[Web page and app entries]
---+---
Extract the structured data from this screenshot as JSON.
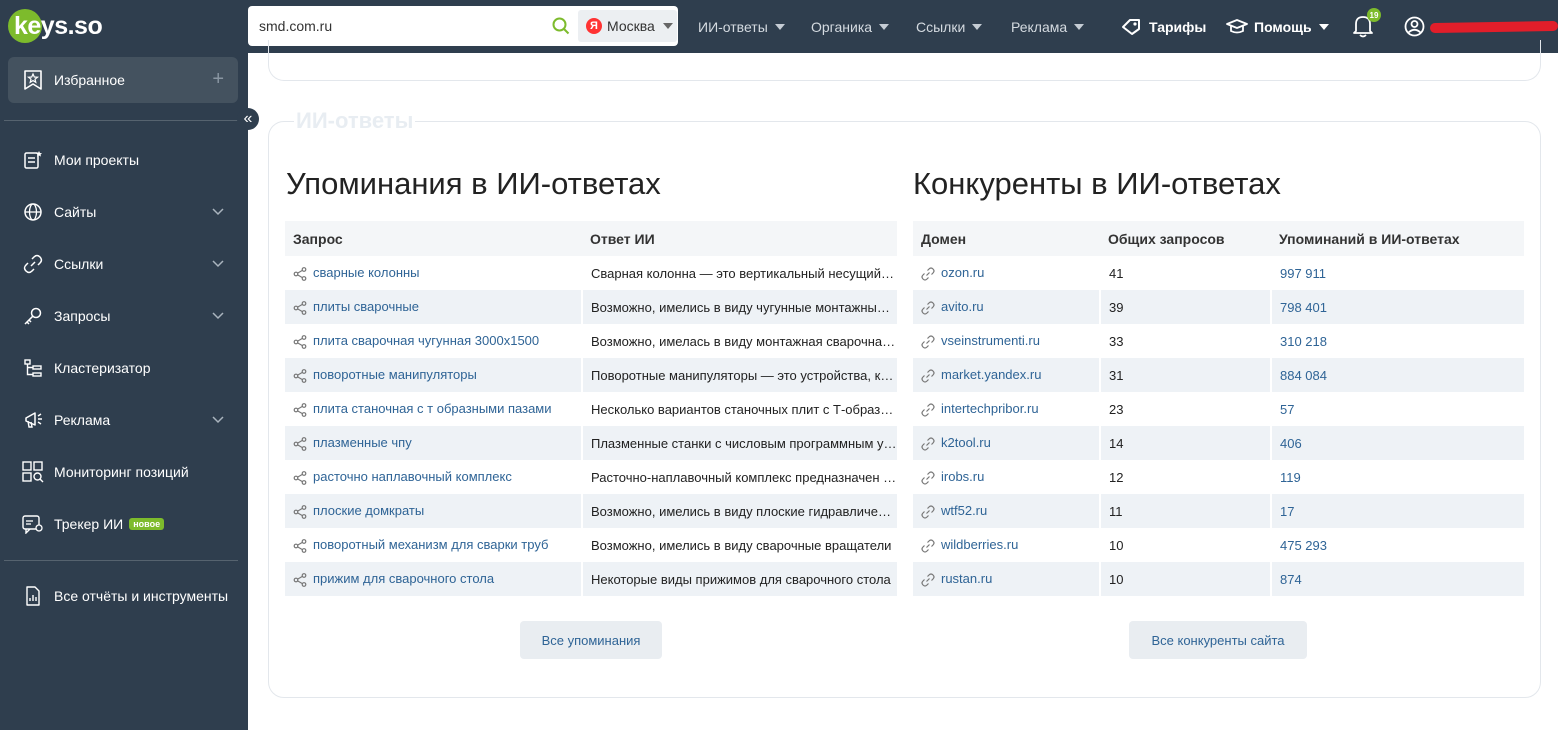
{
  "header": {
    "logo_text": "keys.so",
    "search_value": "smd.com.ru",
    "region": "Москва",
    "nav": [
      "ИИ-ответы",
      "Органика",
      "Ссылки",
      "Реклама"
    ],
    "tariffs": "Тарифы",
    "help": "Помощь",
    "notifications_count": "19"
  },
  "sidebar": {
    "favorites": "Избранное",
    "items": [
      {
        "label": "Мои проекты",
        "icon": "projects-icon",
        "expandable": false
      },
      {
        "label": "Сайты",
        "icon": "globe-icon",
        "expandable": true
      },
      {
        "label": "Ссылки",
        "icon": "link-icon",
        "expandable": true
      },
      {
        "label": "Запросы",
        "icon": "key-icon",
        "expandable": true
      },
      {
        "label": "Кластеризатор",
        "icon": "cluster-icon",
        "expandable": false
      },
      {
        "label": "Реклама",
        "icon": "megaphone-icon",
        "expandable": true
      },
      {
        "label": "Мониторинг позиций",
        "icon": "monitoring-icon",
        "expandable": false
      },
      {
        "label": "Трекер ИИ",
        "icon": "tracker-icon",
        "expandable": false,
        "badge": "новое"
      }
    ],
    "reports": "Все отчёты и инструменты"
  },
  "section_legend": "ИИ-ответы",
  "mentions": {
    "title": "Упоминания в ИИ-ответах",
    "columns": [
      "Запрос",
      "Ответ ИИ"
    ],
    "rows": [
      [
        "сварные колонны",
        "Сварная колонна — это вертикальный несущий элемент"
      ],
      [
        "плиты сварочные",
        "Возможно, имелись в виду чугунные монтажные плиты"
      ],
      [
        "плита сварочная чугунная 3000х1500",
        "Возможно, имелась в виду монтажная сварочная плита"
      ],
      [
        "поворотные манипуляторы",
        "Поворотные манипуляторы — это устройства, которые"
      ],
      [
        "плита станочная с т образными пазами",
        "Несколько вариантов станочных плит с Т-образными пазами"
      ],
      [
        "плазменные чпу",
        "Плазменные станки с числовым программным управлением"
      ],
      [
        "расточно наплавочный комплекс",
        "Расточно-наплавочный комплекс предназначен для"
      ],
      [
        "плоские домкраты",
        "Возможно, имелись в виду плоские гидравлические домкраты"
      ],
      [
        "поворотный механизм для сварки труб",
        "Возможно, имелись в виду сварочные вращатели"
      ],
      [
        "прижим для сварочного стола",
        "Некоторые виды прижимов для сварочного стола"
      ]
    ],
    "button": "Все упоминания"
  },
  "competitors": {
    "title": "Конкуренты в ИИ-ответах",
    "columns": [
      "Домен",
      "Общих запросов",
      "Упоминаний в ИИ-ответах"
    ],
    "rows": [
      [
        "ozon.ru",
        "41",
        "997 911"
      ],
      [
        "avito.ru",
        "39",
        "798 401"
      ],
      [
        "vseinstrumenti.ru",
        "33",
        "310 218"
      ],
      [
        "market.yandex.ru",
        "31",
        "884 084"
      ],
      [
        "intertechpribor.ru",
        "23",
        "57"
      ],
      [
        "k2tool.ru",
        "14",
        "406"
      ],
      [
        "irobs.ru",
        "12",
        "119"
      ],
      [
        "wtf52.ru",
        "11",
        "17"
      ],
      [
        "wildberries.ru",
        "10",
        "475 293"
      ],
      [
        "rustan.ru",
        "10",
        "874"
      ]
    ],
    "button": "Все конкуренты сайта"
  },
  "colors": {
    "sidebar_bg": "#2f3e4e",
    "accent_green": "#7dbb2c",
    "link_blue": "#2f6496",
    "row_alt": "#eef2f6"
  }
}
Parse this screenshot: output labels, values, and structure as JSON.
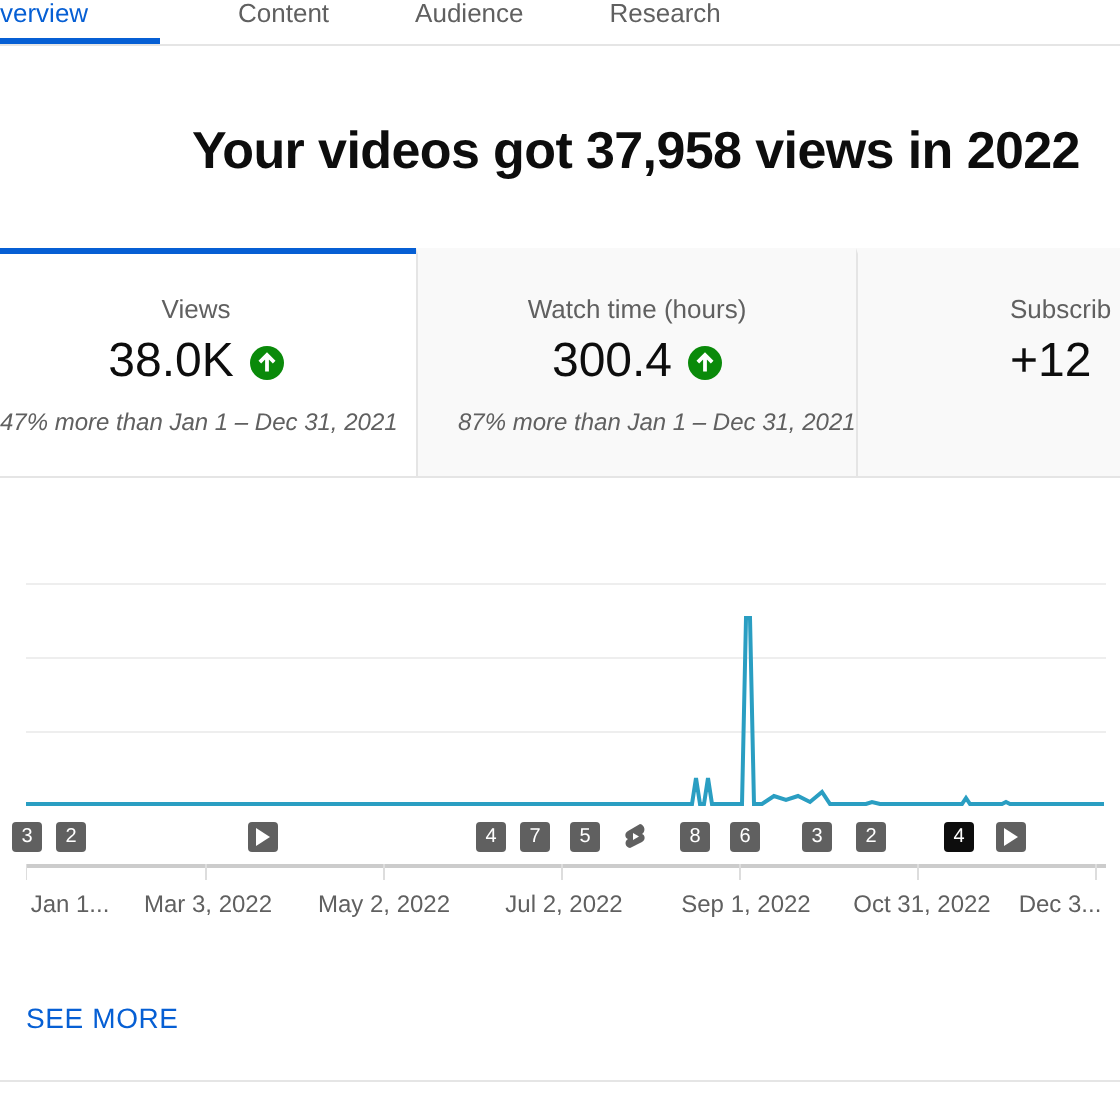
{
  "tabs": [
    {
      "label": "verview",
      "selected": true
    },
    {
      "label": "Content",
      "selected": false
    },
    {
      "label": "Audience",
      "selected": false
    },
    {
      "label": "Research",
      "selected": false
    }
  ],
  "headline": "Your videos got 37,958 views in 2022",
  "metrics": [
    {
      "label": "Views",
      "value": "38.0K",
      "rising": true,
      "comparison": "47% more than Jan 1 – Dec 31, 2021",
      "selected": true
    },
    {
      "label": "Watch time (hours)",
      "value": "300.4",
      "rising": true,
      "comparison": "87% more than Jan 1 – Dec 31, 2021",
      "selected": false
    },
    {
      "label": "Subscrib",
      "value": "+12",
      "rising": false,
      "selected": false
    }
  ],
  "markers": [
    {
      "kind": "count",
      "label": "3",
      "selected": false
    },
    {
      "kind": "count",
      "label": "2",
      "selected": false
    },
    {
      "kind": "video",
      "selected": false
    },
    {
      "kind": "count",
      "label": "4",
      "selected": false
    },
    {
      "kind": "count",
      "label": "7",
      "selected": false
    },
    {
      "kind": "count",
      "label": "5",
      "selected": false
    },
    {
      "kind": "short",
      "selected": false
    },
    {
      "kind": "count",
      "label": "8",
      "selected": false
    },
    {
      "kind": "count",
      "label": "6",
      "selected": false
    },
    {
      "kind": "count",
      "label": "3",
      "selected": false
    },
    {
      "kind": "count",
      "label": "2",
      "selected": false
    },
    {
      "kind": "count",
      "label": "4",
      "selected": true
    },
    {
      "kind": "video",
      "selected": false
    }
  ],
  "x_labels": [
    "Jan 1...",
    "Mar 3, 2022",
    "May 2, 2022",
    "Jul 2, 2022",
    "Sep 1, 2022",
    "Oct 31, 2022",
    "Dec 3..."
  ],
  "see_more": "SEE MORE"
}
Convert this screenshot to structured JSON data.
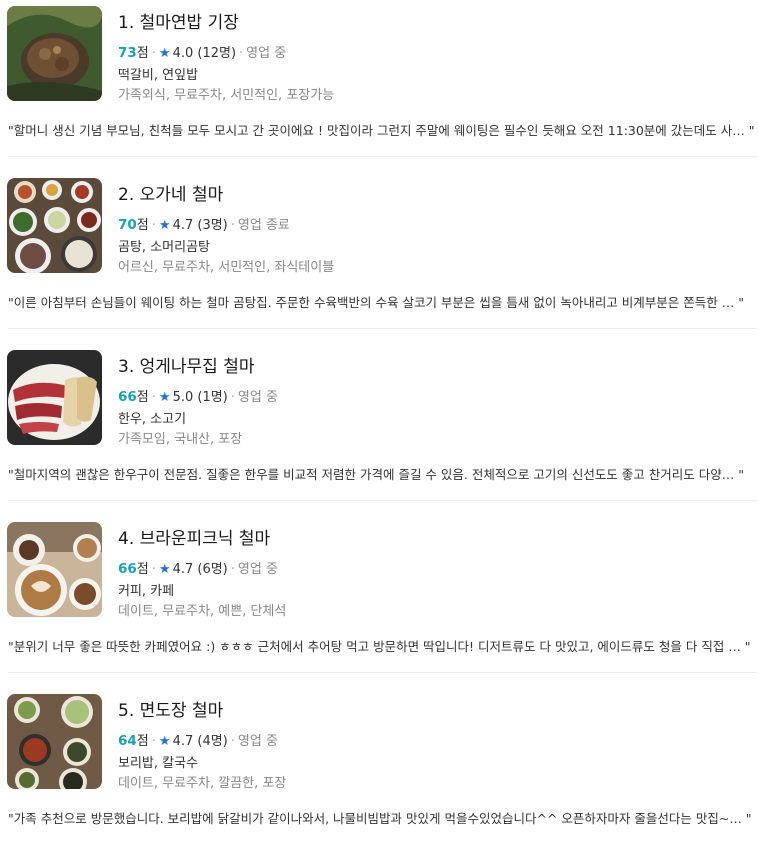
{
  "score_unit": "점",
  "items": [
    {
      "title": "1. 철마연밥 기장",
      "score": "73",
      "rating": "4.0 (12명)",
      "status": "영업 중",
      "category": "떡갈비, 연잎밥",
      "tags": "가족외식, 무료주차, 서민적인, 포장가능",
      "review": "\"할머니 생신 기념 부모님, 친척들 모두 모시고 간 곳이에요 ! 맛집이라 그런지 주말에 웨이팅은 필수인 듯해요 오전 11:30분에 갔는데도 사… \""
    },
    {
      "title": "2. 오가네 철마",
      "score": "70",
      "rating": "4.7 (3명)",
      "status": "영업 종료",
      "category": "곰탕, 소머리곰탕",
      "tags": "어르신, 무료주차, 서민적인, 좌식테이블",
      "review": "\"이른 아침부터 손님들이 웨이팅 하는 철마 곰탕집. 주문한 수육백반의 수육 살코기 부분은 씹을 틈새 없이 녹아내리고 비계부분은 쫀득한 … \""
    },
    {
      "title": "3. 엉게나무집 철마",
      "score": "66",
      "rating": "5.0 (1명)",
      "status": "영업 중",
      "category": "한우, 소고기",
      "tags": "가족모임, 국내산, 포장",
      "review": "\"철마지역의 괜찮은 한우구이 전문점. 질좋은 한우를 비교적 저렴한 가격에 즐길 수 있음. 전체적으로 고기의 신선도도 좋고 찬거리도 다양… \""
    },
    {
      "title": "4. 브라운피크닉 철마",
      "score": "66",
      "rating": "4.7 (6명)",
      "status": "영업 중",
      "category": "커피, 카페",
      "tags": "데이트, 무료주차, 예쁜, 단체석",
      "review": "\"분위기 너무 좋은 따뜻한 카페였어요 :) ㅎㅎㅎ 근처에서 추어탕 먹고 방문하면 딱입니다! 디저트류도 다 맛있고, 에이드류도 청을 다 직접 … \""
    },
    {
      "title": "5. 면도장 철마",
      "score": "64",
      "rating": "4.7 (4명)",
      "status": "영업 중",
      "category": "보리밥, 칼국수",
      "tags": "데이트, 무료주차, 깔끔한, 포장",
      "review": "\"가족 추천으로 방문했습니다. 보리밥에 닭갈비가 같이나와서, 나물비빔밥과 맛있게 먹을수있었습니다^^ 오픈하자마자 줄을선다는 맛집~… \""
    }
  ]
}
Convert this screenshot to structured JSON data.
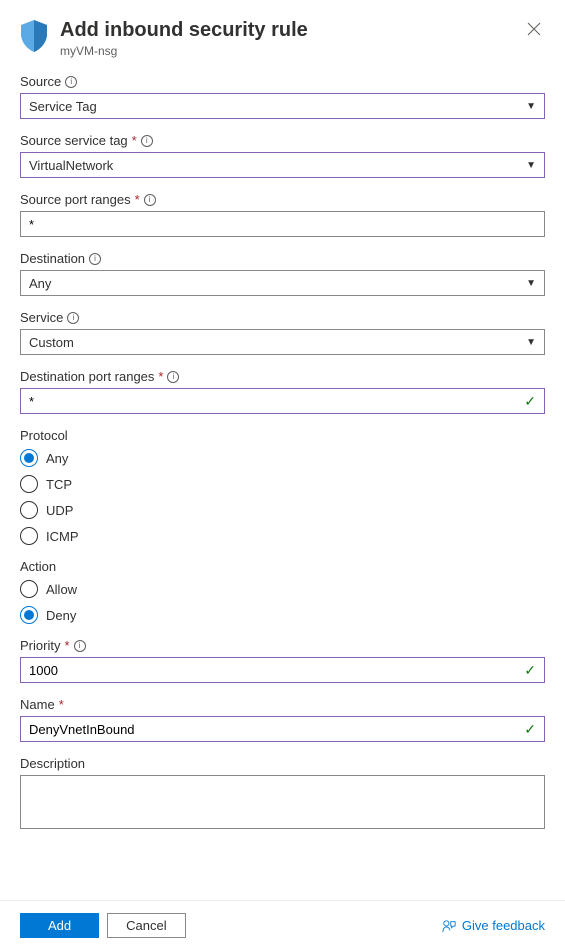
{
  "header": {
    "title": "Add inbound security rule",
    "subtitle": "myVM-nsg"
  },
  "fields": {
    "source": {
      "label": "Source",
      "value": "Service Tag"
    },
    "sourceServiceTag": {
      "label": "Source service tag",
      "value": "VirtualNetwork"
    },
    "sourcePortRanges": {
      "label": "Source port ranges",
      "value": "*"
    },
    "destination": {
      "label": "Destination",
      "value": "Any"
    },
    "service": {
      "label": "Service",
      "value": "Custom"
    },
    "destPortRanges": {
      "label": "Destination port ranges",
      "value": "*"
    },
    "protocol": {
      "label": "Protocol",
      "options": [
        "Any",
        "TCP",
        "UDP",
        "ICMP"
      ],
      "selected": "Any"
    },
    "action": {
      "label": "Action",
      "options": [
        "Allow",
        "Deny"
      ],
      "selected": "Deny"
    },
    "priority": {
      "label": "Priority",
      "value": "1000"
    },
    "name": {
      "label": "Name",
      "value": "DenyVnetInBound"
    },
    "description": {
      "label": "Description",
      "value": ""
    }
  },
  "footer": {
    "add": "Add",
    "cancel": "Cancel",
    "feedback": "Give feedback"
  }
}
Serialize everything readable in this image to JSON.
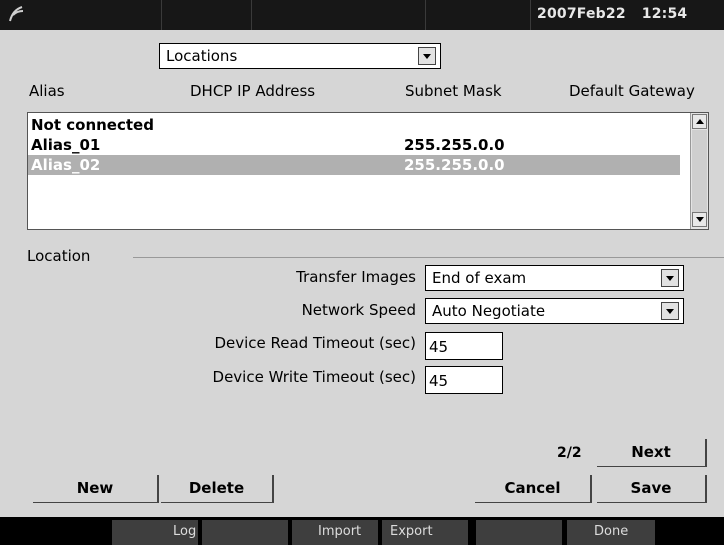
{
  "topbar": {
    "date": "2007Feb22",
    "time": "12:54"
  },
  "locations_select": {
    "value": "Locations"
  },
  "columns": [
    "Alias",
    "DHCP IP Address",
    "Subnet Mask",
    "Default Gateway"
  ],
  "list": {
    "rows": [
      {
        "alias": "Not connected",
        "subnet": ""
      },
      {
        "alias": "Alias_01",
        "subnet": "255.255.0.0"
      },
      {
        "alias": "Alias_02",
        "subnet": "255.255.0.0"
      }
    ]
  },
  "location": {
    "section_label": "Location",
    "transfer_images_label": "Transfer Images",
    "transfer_images_value": "End of exam",
    "network_speed_label": "Network Speed",
    "network_speed_value": "Auto Negotiate",
    "read_timeout_label": "Device Read Timeout (sec)",
    "read_timeout_value": "45",
    "write_timeout_label": "Device Write Timeout (sec)",
    "write_timeout_value": "45"
  },
  "pagination": {
    "page": "2/2",
    "next_label": "Next"
  },
  "buttons": {
    "new": "New",
    "delete": "Delete",
    "cancel": "Cancel",
    "save": "Save"
  },
  "softkeys": [
    "Log",
    "",
    "Import",
    "Export",
    "",
    "Done"
  ]
}
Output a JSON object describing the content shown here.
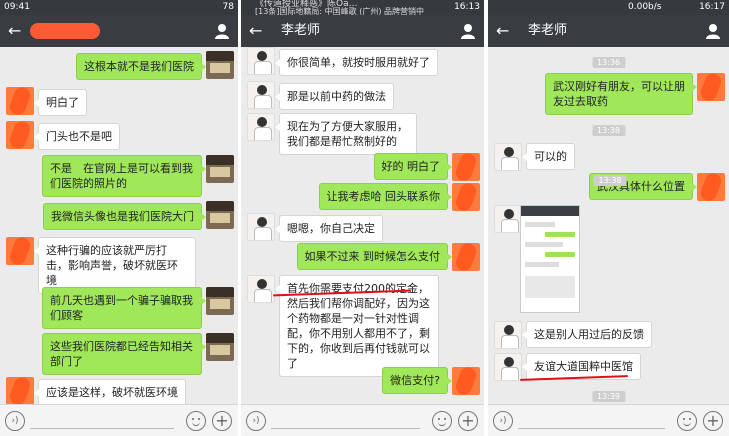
{
  "panel1": {
    "status": {
      "time": "09:41",
      "right": "78"
    },
    "messages": [
      {
        "text": "这根本就不是我们医院"
      },
      {
        "text": "明白了"
      },
      {
        "text": "门头也不是吧"
      },
      {
        "text": "不是　在官网上是可以看到我们医院的照片的"
      },
      {
        "text": "我微信头像也是我们医院大门"
      },
      {
        "text": "这种行骗的应该就严厉打击，影响声誉，破坏就医环境"
      },
      {
        "text": "前几天也遇到一个骗子骗取我们顾客"
      },
      {
        "text": "这些我们医院都已经告知相关部门了"
      },
      {
        "text": "应该是这样，破坏就医环境"
      }
    ]
  },
  "panel2": {
    "status": {
      "ticker": "《传道授业释惑》陈Oa…",
      "ticker2": "[13条]国际地籍局: 中国峰歌 (广州) 品牌营销中心",
      "right": "16:13"
    },
    "title": "李老师",
    "messages": [
      {
        "text": "你很简单，就按时服用就好了"
      },
      {
        "text": "那是以前中药的做法"
      },
      {
        "text": "现在为了方便大家服用，我们都是帮忙熬制好的"
      },
      {
        "text": "好的 明白了"
      },
      {
        "text": "让我考虑哈 回头联系你"
      },
      {
        "text": "嗯嗯，你自己决定"
      },
      {
        "text": "如果不过来 到时候怎么支付"
      },
      {
        "text": "首先你需要支付200的定金，然后我们帮你调配好，因为这个药物都是一对一针对性调配，你不用别人都用不了，剩下的，你收到后再付钱就可以了"
      },
      {
        "text": "微信支付?"
      }
    ]
  },
  "panel3": {
    "status": {
      "left": "0.00b/s",
      "right": "16:17"
    },
    "title": "李老师",
    "times": [
      "13:36",
      "13:38",
      "13:38",
      "13:39"
    ],
    "messages": [
      {
        "text": "武汉刚好有朋友，可以让朋友过去取药"
      },
      {
        "text": "可以的"
      },
      {
        "text": "武汉具体什么位置"
      },
      {
        "text": "这是别人用过后的反馈"
      },
      {
        "text": "友谊大道国粹中医馆"
      }
    ]
  },
  "input": {
    "voice_icon": "voice-icon",
    "emoji_icon": "emoji-icon",
    "plus_icon": "plus-icon"
  }
}
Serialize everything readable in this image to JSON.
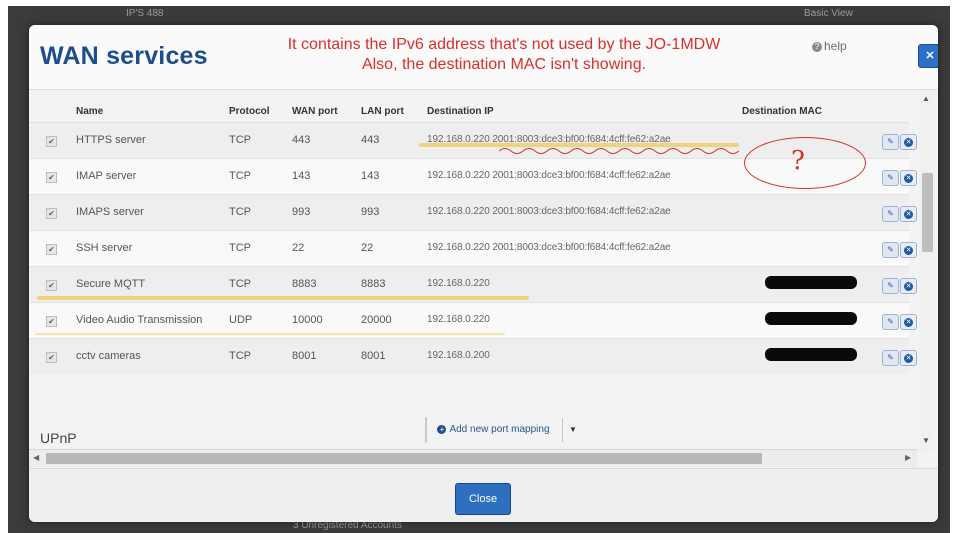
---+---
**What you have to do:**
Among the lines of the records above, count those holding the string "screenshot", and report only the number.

**Result for this exercise:**
4